  • Be aware of directional signs. Some stores require patrons to only go down aisles in one direction. Pay attention to visual cues for social distancing while in line.
  • Use plastic bags instead of reusable bags. If you use reusable bags, wash them after each use.
  • Use credit cards instead of cash.
  • Shop alone if possible. Avoid high traffic times of day if possible.
  • Focus on choosing healthy food. By improving your own health, you have a better chance of not getting seriously sick if infected with COVID-19.
  • Don’t forget your cell phone – disinfect it regularly.
  • Different face covering rules apply for different situations, so this makes it critical to always have your face covering with you if you go somewhere unplanned or in case a rule has changed.
  • Currently, face coverings are required in all outdoor spaces, including downtown in Lewes, Rehoboth, and Dewey. In Rehoboth, face coverings are also required on the beach, a rule which was imposed by local officials. When in the water, you do not need to wear your face covering.
  • It’s important to follow the news and trusted sources to have the most up-to-date guidance. Valid sources include local newspapers and TV stations.
  • When at a state park, social distancing is still crucial even though you are outside. Face coverings are the smart choice, too, and are required. This is especially important to protect you and your family if you are with a small group of non-household members.
  • Use sanitizer before and after pumping gas.
  • Use a credit card if possible.
  • Remember to wipe down your door handle and steering wheel.
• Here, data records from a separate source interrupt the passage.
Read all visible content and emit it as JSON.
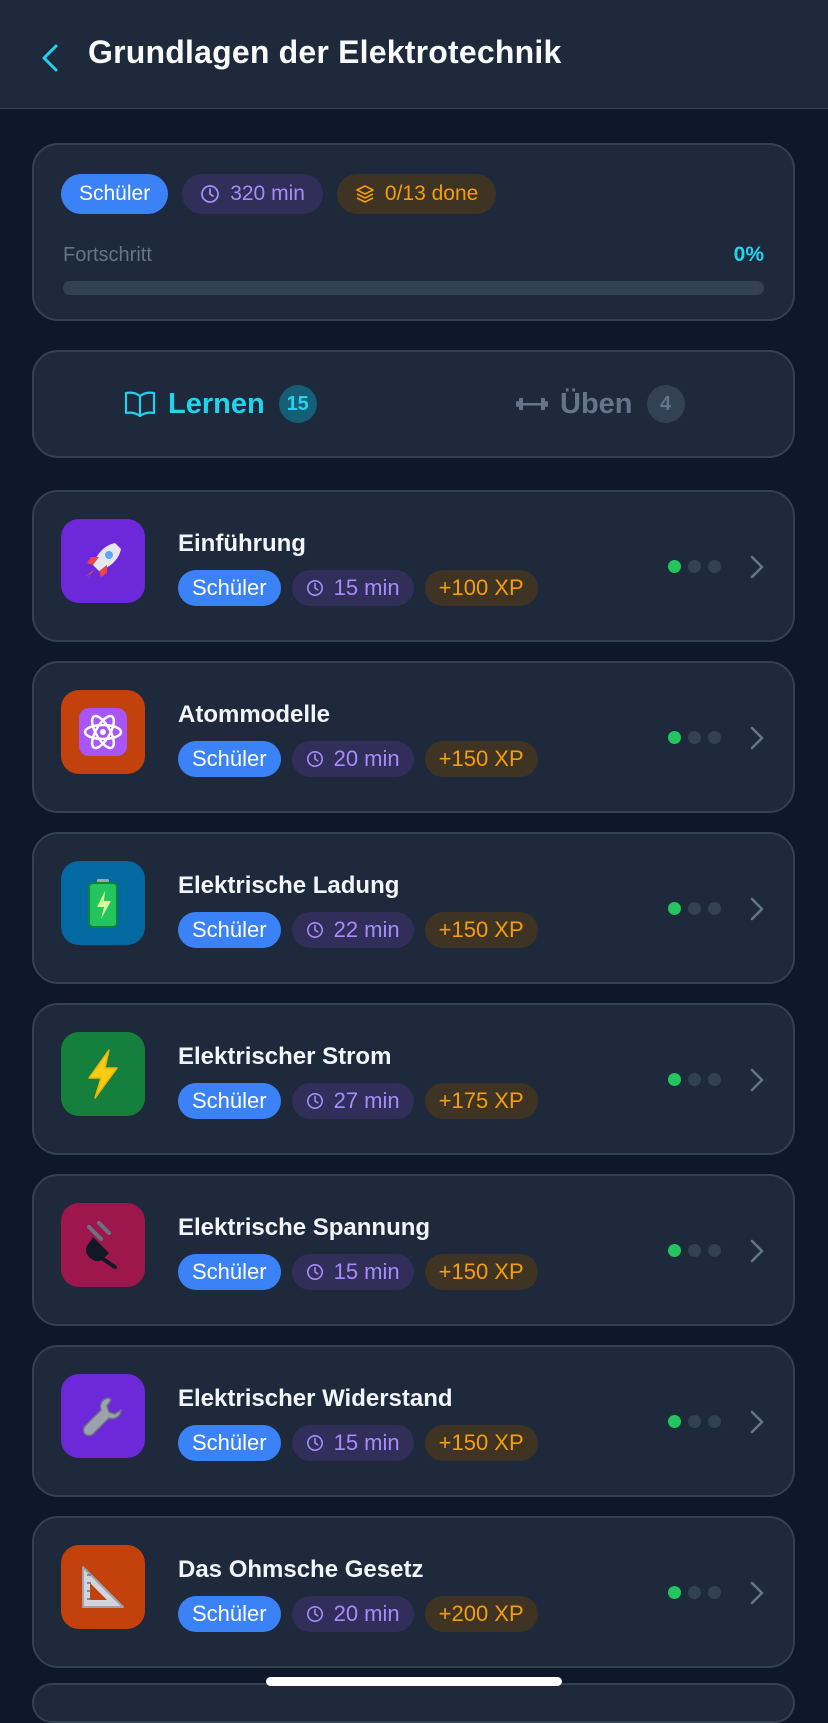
{
  "header": {
    "title": "Grundlagen der Elektrotechnik"
  },
  "course": {
    "level": "Schüler",
    "duration": "320 min",
    "done": "0/13 done",
    "progress_label": "Fortschritt",
    "progress_pct": "0%",
    "progress_value": 0
  },
  "tabs": [
    {
      "label": "Lernen",
      "count": "15",
      "active": true
    },
    {
      "label": "Üben",
      "count": "4",
      "active": false
    }
  ],
  "lessons": [
    {
      "title": "Einführung",
      "level": "Schüler",
      "duration": "15 min",
      "xp": "+100 XP",
      "icon": "rocket-icon",
      "color": "#6d28d9",
      "dots_done": 1
    },
    {
      "title": "Atommodelle",
      "level": "Schüler",
      "duration": "20 min",
      "xp": "+150 XP",
      "icon": "atom-icon",
      "color": "#c2410c",
      "dots_done": 1
    },
    {
      "title": "Elektrische Ladung",
      "level": "Schüler",
      "duration": "22 min",
      "xp": "+150 XP",
      "icon": "battery-icon",
      "color": "#0369a1",
      "dots_done": 1
    },
    {
      "title": "Elektrischer Strom",
      "level": "Schüler",
      "duration": "27 min",
      "xp": "+175 XP",
      "icon": "lightning-icon",
      "color": "#15803d",
      "dots_done": 1
    },
    {
      "title": "Elektrische Spannung",
      "level": "Schüler",
      "duration": "15 min",
      "xp": "+150 XP",
      "icon": "plug-icon",
      "color": "#9d174d",
      "dots_done": 1
    },
    {
      "title": "Elektrischer Widerstand",
      "level": "Schüler",
      "duration": "15 min",
      "xp": "+150 XP",
      "icon": "wrench-icon",
      "color": "#6d28d9",
      "dots_done": 1
    },
    {
      "title": "Das Ohmsche Gesetz",
      "level": "Schüler",
      "duration": "20 min",
      "xp": "+200 XP",
      "icon": "set-square-icon",
      "color": "#c2410c",
      "dots_done": 1
    }
  ],
  "colors": {
    "accent": "#22d3ee",
    "level_chip": "#3b82f6",
    "xp": "#f59e0b",
    "duration": "#a78bfa",
    "done_dot": "#22c55e"
  }
}
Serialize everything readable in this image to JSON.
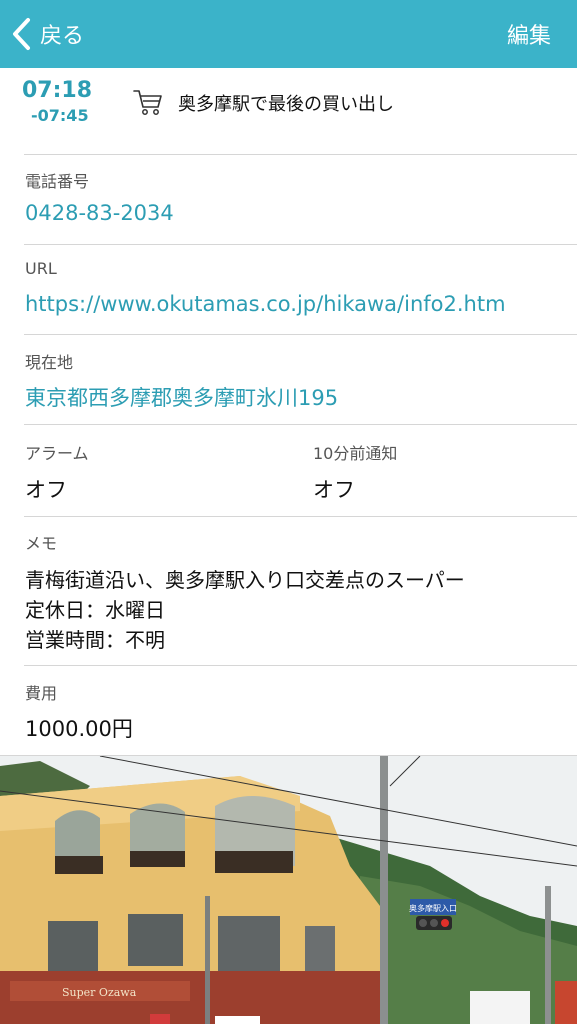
{
  "nav": {
    "back_label": "戻る",
    "edit_label": "編集",
    "bar_color": "#3bb3c9"
  },
  "event": {
    "start_time": "07:18",
    "end_time": "-07:45",
    "icon": "cart-icon",
    "title": "奥多摩駅で最後の買い出し",
    "accent_color": "#2c9db3"
  },
  "phone": {
    "label": "電話番号",
    "value": "0428-83-2034"
  },
  "url": {
    "label": "URL",
    "value": "https://www.okutamas.co.jp/hikawa/info2.htm"
  },
  "location": {
    "label": "現在地",
    "value": "東京都西多摩郡奥多摩町氷川195"
  },
  "alarm": {
    "label": "アラーム",
    "value": "オフ"
  },
  "notify": {
    "label": "10分前通知",
    "value": "オフ"
  },
  "memo": {
    "label": "メモ",
    "lines": [
      "青梅街道沿い、奥多摩駅入り口交差点のスーパー",
      "定休日：水曜日",
      "営業時間：不明"
    ]
  },
  "cost": {
    "label": "費用",
    "value": "1000.00円"
  },
  "photo": {
    "sign_text": "奥多摩駅入口",
    "store_sign": "Super Ozawa"
  }
}
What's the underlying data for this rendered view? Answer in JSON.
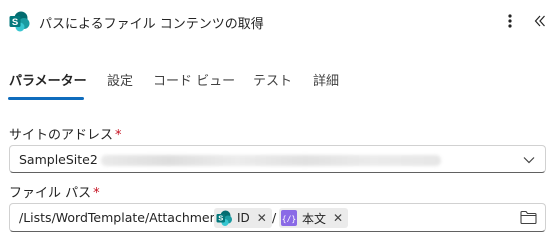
{
  "header": {
    "title": "パスによるファイル コンテンツの取得",
    "app_icon": "sharepoint-icon",
    "more_icon": "more-vertical-icon",
    "collapse_icon": "double-chevron-left-icon"
  },
  "tabs": [
    {
      "label": "パラメーター",
      "active": true
    },
    {
      "label": "設定",
      "active": false
    },
    {
      "label": "コード ビュー",
      "active": false
    },
    {
      "label": "テスト",
      "active": false
    },
    {
      "label": "詳細",
      "active": false
    }
  ],
  "site_address": {
    "label": "サイトのアドレス",
    "required_mark": "*",
    "value": "SampleSite2",
    "chevron_icon": "chevron-down-icon"
  },
  "file_path": {
    "label": "ファイル パス",
    "required_mark": "*",
    "prefix": "/Lists/WordTemplate/Attachments/",
    "separator": "/",
    "tokens": [
      {
        "label": "ID",
        "icon": "sharepoint-icon",
        "remove": "✕"
      },
      {
        "label": "本文",
        "icon": "expression-icon",
        "remove": "✕"
      }
    ],
    "folder_icon": "folder-icon"
  },
  "colors": {
    "accent": "#0f6cbd",
    "sharepoint": "#03787c",
    "expression": "#8a6ae6",
    "required": "#c50f1f"
  }
}
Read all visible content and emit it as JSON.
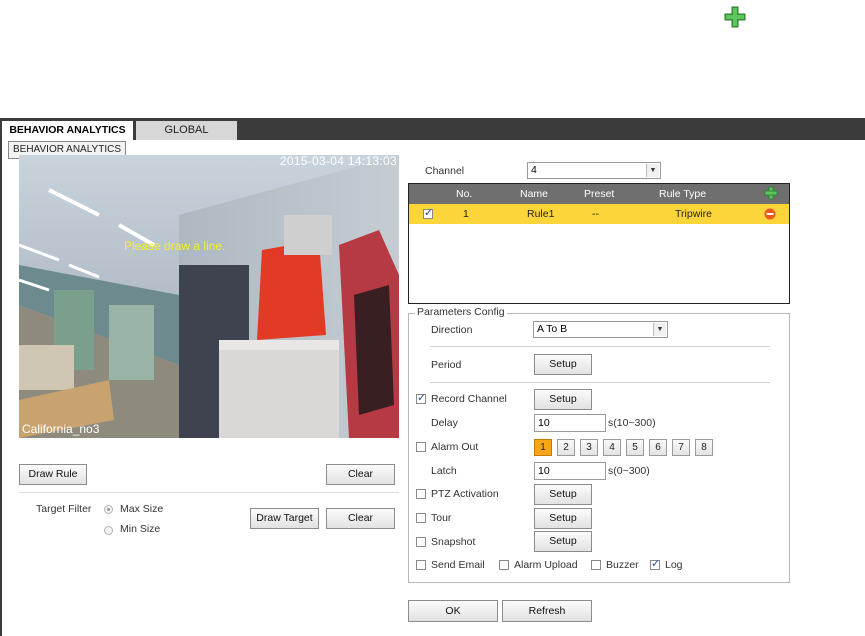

This is a good practice to do each day.
  • This includes your keys! Items like car keys and cell phones, that stay with us all day, should be one of those items you wipe clean and sanitize frequently.
  • If you have to go inside to pay, remember this is like entering a grocery store, so wear your face covering, which is required, and social distance once inside.
  • Depending on your workplace, you might have significant things to consider.
  • Discourage the use of shared phones, desks, workstations, radios, and wearable technology. If these are unavoidable, they must be cleaned after each use.
  • Avoid common areas such as break rooms.
  • If you eat in a public setting, be sure to place your mask on a napkin instead of directly on a table. You can also place your mask in a pocket or handbag for safe keeping. Remember, when you get up from the table, put your mask back on immediately.
  • Wipe down access cards or badges.
  • Clean your computer keyboard and desk space frequently with sanitizing wipes.
  • Remember to wear your mask!
  • If someone is sick in your household, have them isolate to one room, and ideally have them use a separate bathroom.
  • Clean frequently used surfaces regularly.
  • Wash your hands for at least 20 seconds with warm water many times a day.
  • Cover your cough with a tissue or your elbow.
  • Do not touch your face.
  • Wipe down frequently used objects like your phone with an alcohol-based wipe.

Additional Resources